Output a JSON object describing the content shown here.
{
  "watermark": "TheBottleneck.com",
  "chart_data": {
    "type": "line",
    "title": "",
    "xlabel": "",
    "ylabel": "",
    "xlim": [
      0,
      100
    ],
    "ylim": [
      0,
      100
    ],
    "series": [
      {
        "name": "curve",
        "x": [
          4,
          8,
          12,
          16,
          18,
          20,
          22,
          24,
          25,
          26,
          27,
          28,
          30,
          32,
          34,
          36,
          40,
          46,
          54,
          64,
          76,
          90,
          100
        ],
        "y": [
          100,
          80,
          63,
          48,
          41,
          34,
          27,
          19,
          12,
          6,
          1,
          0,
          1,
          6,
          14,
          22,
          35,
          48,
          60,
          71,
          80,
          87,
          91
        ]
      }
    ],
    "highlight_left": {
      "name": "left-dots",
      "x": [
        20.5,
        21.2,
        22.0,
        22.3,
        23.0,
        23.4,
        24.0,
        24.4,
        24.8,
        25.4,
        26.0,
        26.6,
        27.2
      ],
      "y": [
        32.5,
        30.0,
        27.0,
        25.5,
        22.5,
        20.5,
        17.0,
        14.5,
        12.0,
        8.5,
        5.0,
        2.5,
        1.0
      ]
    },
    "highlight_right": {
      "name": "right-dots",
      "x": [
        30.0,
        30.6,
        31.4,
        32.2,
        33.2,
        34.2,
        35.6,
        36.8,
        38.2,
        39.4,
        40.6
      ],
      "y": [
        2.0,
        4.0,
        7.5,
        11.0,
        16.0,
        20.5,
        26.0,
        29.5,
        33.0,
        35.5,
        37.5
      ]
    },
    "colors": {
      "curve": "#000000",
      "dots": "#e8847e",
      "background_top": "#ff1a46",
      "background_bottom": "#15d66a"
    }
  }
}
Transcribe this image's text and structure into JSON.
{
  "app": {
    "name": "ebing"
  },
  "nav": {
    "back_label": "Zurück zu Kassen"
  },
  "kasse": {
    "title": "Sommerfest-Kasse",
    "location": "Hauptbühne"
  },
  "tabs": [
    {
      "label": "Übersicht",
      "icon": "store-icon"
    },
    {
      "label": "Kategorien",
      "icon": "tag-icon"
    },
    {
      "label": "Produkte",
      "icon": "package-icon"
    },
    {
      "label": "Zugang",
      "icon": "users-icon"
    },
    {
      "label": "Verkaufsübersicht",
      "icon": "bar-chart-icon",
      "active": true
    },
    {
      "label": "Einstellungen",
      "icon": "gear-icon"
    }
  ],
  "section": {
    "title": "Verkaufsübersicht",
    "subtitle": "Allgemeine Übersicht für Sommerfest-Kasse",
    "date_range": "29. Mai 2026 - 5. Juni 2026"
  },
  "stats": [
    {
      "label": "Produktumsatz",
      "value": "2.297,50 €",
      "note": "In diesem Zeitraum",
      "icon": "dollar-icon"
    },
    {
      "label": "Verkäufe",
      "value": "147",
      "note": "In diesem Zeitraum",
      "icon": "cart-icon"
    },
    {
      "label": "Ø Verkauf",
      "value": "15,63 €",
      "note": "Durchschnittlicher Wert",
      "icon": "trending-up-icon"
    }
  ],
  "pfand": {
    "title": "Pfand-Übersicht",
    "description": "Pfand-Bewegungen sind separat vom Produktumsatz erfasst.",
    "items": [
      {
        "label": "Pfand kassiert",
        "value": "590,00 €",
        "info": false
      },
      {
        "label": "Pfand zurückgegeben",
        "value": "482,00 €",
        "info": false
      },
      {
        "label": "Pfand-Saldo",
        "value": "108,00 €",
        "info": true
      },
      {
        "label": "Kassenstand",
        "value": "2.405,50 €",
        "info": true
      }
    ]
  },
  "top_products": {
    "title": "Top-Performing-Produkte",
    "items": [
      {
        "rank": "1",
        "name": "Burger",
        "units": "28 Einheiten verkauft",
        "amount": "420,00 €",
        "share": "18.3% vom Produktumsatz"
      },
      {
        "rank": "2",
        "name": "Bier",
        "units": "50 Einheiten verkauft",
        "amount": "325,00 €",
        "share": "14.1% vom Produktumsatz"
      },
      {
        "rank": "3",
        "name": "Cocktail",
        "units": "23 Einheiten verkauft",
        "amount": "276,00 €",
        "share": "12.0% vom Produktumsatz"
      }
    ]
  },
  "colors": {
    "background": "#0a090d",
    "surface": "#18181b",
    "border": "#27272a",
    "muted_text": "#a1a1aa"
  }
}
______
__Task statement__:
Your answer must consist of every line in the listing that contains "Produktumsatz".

__Answer box__:
      "label": "Produktumsatz",
    "description": "Pfand-Bewegungen sind separat vom Produktumsatz erfasst.",
        "share": "18.3% vom Produktumsatz"
        "share": "14.1% vom Produktumsatz"
        "share": "12.0% vom Produktumsatz"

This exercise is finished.